“None of that would have happened without our assistant coaches,” Agnew said. “Our diving coach Jake Brehmer did an amazing job with Hunter this year, and my assistant coach Chris Bals put a lot of time in with our breastrokers. Those guys have been a driving force behind the performances.”
Five different Cardinals who competed Thursday placed in the top eight of their individual events, including three divers. On Friday alone, Ball State broke seven program records.
“I think the whole team walked into this meet with a lot of confidence,” Agnew said. “They worked incredibly hard all season, and we got to see the gains that they made in practice all year long. When we came here, we expected to swim fast and compete hard.”
Freshman Zach Zishka became the first Ball State swimmer in history to go sub -4:00 in the 400 IM (3:58:51). Holder placed fourth in the 100 backstroke with a program-record time of 48:32, while also placing fifth overall in the 200 backstroke with a time of 1:48.44 (second in school history).
Freshman Isaac Hunter captured a bronze medal for his performance on the 3-meter diving board (284.55). He also scored 260.50 on the 1-meter diving board to earn fifth place.
Garberick, Holder, Wolfred and sophomore Owen Chaye placed third in the 200 freestyle relay with a time of 1:21.09 (second in program history).
The tandem of sophomore Aiden Maurer, senior Davis Meyn, senior Drew Weeks and sophomore Landyn Reister finished with a school-record of 6:39.96 in the 800 freestyle relay.
Meyn recorded a preliminary time of 4:30.72 in the 500 freestyle, good enough for second in program history.
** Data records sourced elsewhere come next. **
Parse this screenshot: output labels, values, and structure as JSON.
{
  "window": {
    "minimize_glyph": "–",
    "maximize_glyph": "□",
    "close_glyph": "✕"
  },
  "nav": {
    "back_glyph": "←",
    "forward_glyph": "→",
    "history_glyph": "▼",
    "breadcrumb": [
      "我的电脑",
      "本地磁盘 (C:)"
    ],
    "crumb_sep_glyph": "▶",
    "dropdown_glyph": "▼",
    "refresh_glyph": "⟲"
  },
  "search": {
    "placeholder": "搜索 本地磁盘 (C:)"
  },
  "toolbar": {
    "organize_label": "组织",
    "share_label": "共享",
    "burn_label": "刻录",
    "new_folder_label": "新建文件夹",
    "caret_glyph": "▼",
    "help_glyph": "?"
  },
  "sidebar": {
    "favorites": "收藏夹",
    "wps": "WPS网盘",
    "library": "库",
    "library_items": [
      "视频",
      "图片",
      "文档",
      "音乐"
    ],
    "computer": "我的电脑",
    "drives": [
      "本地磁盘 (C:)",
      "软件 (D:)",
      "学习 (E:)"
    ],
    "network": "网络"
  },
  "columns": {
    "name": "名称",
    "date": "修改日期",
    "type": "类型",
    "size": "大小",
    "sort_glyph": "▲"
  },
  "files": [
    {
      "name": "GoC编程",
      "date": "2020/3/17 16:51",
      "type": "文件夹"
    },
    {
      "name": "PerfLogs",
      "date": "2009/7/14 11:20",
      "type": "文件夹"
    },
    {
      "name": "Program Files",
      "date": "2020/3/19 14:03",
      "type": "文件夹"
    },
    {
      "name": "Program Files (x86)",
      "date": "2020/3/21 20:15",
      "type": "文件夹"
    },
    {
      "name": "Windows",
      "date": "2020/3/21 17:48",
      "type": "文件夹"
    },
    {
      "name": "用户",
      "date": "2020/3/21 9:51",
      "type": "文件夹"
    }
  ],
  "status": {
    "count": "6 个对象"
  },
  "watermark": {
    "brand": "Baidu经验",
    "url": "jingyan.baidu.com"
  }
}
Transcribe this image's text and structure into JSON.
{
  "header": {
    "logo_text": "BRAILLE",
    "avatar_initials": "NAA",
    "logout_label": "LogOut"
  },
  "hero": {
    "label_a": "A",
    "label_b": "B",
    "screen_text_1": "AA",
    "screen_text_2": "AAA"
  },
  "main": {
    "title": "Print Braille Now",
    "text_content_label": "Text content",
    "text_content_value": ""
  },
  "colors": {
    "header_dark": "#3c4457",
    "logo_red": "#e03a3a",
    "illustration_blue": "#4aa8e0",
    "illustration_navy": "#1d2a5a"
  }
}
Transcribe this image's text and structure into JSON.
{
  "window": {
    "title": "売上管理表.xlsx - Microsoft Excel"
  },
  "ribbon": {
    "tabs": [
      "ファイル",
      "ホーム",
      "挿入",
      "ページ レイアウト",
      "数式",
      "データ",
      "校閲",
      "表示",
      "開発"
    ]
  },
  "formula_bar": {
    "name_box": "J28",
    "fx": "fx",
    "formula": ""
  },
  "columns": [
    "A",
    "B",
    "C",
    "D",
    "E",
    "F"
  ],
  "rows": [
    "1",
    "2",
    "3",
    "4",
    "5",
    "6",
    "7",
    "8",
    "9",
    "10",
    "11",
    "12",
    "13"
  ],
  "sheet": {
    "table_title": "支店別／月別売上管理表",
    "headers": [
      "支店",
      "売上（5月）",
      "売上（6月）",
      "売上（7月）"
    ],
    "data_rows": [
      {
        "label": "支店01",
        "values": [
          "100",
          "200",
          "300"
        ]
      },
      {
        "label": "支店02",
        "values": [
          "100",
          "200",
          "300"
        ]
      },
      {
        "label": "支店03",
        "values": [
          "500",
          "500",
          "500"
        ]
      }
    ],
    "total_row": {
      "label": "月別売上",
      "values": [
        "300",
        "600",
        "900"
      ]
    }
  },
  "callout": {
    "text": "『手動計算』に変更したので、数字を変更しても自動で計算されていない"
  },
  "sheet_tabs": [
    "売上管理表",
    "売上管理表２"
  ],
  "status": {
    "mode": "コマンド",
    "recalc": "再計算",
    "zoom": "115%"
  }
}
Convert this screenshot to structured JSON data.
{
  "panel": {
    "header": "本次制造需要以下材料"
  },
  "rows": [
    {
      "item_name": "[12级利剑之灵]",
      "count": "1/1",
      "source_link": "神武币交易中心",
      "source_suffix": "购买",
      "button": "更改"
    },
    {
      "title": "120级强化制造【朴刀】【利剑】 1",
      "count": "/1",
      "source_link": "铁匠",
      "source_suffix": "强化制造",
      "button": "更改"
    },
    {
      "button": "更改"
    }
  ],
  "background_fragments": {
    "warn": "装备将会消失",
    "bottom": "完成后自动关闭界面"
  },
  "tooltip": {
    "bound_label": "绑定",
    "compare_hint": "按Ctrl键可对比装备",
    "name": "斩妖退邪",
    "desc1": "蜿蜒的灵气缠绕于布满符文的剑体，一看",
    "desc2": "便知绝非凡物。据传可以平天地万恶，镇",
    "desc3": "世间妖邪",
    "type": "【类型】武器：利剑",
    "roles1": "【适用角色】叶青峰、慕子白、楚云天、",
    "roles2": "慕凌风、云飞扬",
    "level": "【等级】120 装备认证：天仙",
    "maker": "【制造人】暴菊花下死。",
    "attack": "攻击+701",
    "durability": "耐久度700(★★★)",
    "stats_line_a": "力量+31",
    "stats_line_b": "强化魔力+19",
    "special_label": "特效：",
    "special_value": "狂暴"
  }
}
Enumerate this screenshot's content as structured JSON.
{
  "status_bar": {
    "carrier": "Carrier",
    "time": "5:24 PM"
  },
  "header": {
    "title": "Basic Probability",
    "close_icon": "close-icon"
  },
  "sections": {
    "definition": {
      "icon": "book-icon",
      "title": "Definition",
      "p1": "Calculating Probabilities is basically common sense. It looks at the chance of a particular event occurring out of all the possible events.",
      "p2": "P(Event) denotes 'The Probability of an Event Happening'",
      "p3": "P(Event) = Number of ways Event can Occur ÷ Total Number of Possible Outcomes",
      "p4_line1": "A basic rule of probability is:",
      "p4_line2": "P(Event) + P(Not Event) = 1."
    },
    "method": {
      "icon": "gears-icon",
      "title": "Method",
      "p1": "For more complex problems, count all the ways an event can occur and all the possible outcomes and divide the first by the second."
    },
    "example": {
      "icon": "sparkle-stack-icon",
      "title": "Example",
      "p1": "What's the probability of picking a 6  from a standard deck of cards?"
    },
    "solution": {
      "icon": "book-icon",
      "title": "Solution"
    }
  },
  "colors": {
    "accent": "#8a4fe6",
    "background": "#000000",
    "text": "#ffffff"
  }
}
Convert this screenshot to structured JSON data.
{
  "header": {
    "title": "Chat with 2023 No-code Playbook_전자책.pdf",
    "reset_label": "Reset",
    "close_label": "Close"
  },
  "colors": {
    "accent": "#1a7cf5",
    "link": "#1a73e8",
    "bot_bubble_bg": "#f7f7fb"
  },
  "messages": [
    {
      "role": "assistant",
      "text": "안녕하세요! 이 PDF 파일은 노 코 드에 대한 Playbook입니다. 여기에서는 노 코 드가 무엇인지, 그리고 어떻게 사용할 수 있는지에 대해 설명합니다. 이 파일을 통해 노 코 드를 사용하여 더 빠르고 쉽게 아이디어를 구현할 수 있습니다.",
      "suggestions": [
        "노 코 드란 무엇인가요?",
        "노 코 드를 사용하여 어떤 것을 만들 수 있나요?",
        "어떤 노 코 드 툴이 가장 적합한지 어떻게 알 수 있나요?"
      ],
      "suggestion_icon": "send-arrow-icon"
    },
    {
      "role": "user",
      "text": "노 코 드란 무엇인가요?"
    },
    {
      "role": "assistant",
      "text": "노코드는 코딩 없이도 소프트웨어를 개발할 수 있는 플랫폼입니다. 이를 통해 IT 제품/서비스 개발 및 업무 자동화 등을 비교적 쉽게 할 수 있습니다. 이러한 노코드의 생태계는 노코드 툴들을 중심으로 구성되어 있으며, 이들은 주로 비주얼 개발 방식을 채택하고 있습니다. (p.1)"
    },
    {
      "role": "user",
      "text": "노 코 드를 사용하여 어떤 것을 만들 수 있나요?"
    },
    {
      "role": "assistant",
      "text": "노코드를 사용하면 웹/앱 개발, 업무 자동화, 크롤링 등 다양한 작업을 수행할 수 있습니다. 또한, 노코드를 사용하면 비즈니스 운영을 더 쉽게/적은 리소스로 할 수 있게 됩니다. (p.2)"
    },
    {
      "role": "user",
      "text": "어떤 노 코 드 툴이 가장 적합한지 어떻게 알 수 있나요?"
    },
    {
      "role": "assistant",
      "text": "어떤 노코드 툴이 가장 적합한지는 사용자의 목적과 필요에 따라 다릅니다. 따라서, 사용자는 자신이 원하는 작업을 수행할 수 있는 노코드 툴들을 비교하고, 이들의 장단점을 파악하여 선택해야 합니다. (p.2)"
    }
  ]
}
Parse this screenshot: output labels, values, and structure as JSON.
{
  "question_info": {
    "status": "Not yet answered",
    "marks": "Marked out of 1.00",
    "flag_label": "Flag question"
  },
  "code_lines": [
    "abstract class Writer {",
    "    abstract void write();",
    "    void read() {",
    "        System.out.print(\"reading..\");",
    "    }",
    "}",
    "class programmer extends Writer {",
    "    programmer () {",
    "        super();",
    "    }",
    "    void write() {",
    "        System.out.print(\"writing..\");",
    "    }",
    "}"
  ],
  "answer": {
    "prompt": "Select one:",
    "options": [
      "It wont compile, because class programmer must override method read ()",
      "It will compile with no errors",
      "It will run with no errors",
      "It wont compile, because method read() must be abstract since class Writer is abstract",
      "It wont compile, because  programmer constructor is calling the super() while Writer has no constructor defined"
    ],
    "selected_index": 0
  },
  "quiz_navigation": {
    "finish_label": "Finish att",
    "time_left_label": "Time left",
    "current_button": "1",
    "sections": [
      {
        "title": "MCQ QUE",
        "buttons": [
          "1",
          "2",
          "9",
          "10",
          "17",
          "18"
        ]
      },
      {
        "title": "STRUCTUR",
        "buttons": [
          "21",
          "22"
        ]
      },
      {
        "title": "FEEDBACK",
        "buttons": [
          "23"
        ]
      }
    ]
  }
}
Although he could not replicate that time in the finals (4:34.52), he still earned seventh place.
Chaye (44.73), Garbercik (45.58), Wolfred (45.40), and junior Duncan McLarty (45.51) were responsible for the second-fastest finish in the 400 free relays (3:01.22) in the last event of the weekend.
Awards were given out after Saturday's events. Hunter was named the Freshman Diver of the Year, while Ongay was given the Most Outstanding Diver Award. Holder was named to the All-MAC Second Team, while both Garberick and Ongay earned All-MAC First Team honors. Diving coach Jake Brehmer won the MAC Diving Coach of the Year. Agnew credits the Cardinals' forward mindset for their accomplishments.
“To me, it means they believe in themselves, and they believe in each other,” Agnew said. “They know that nobody's doing this by themselves. It's a team. It's a great coaching staff, with everybody pulling together and moving this program forward. By no means are we satisfied. We're all ready to take the next step this upcoming summer and next year.”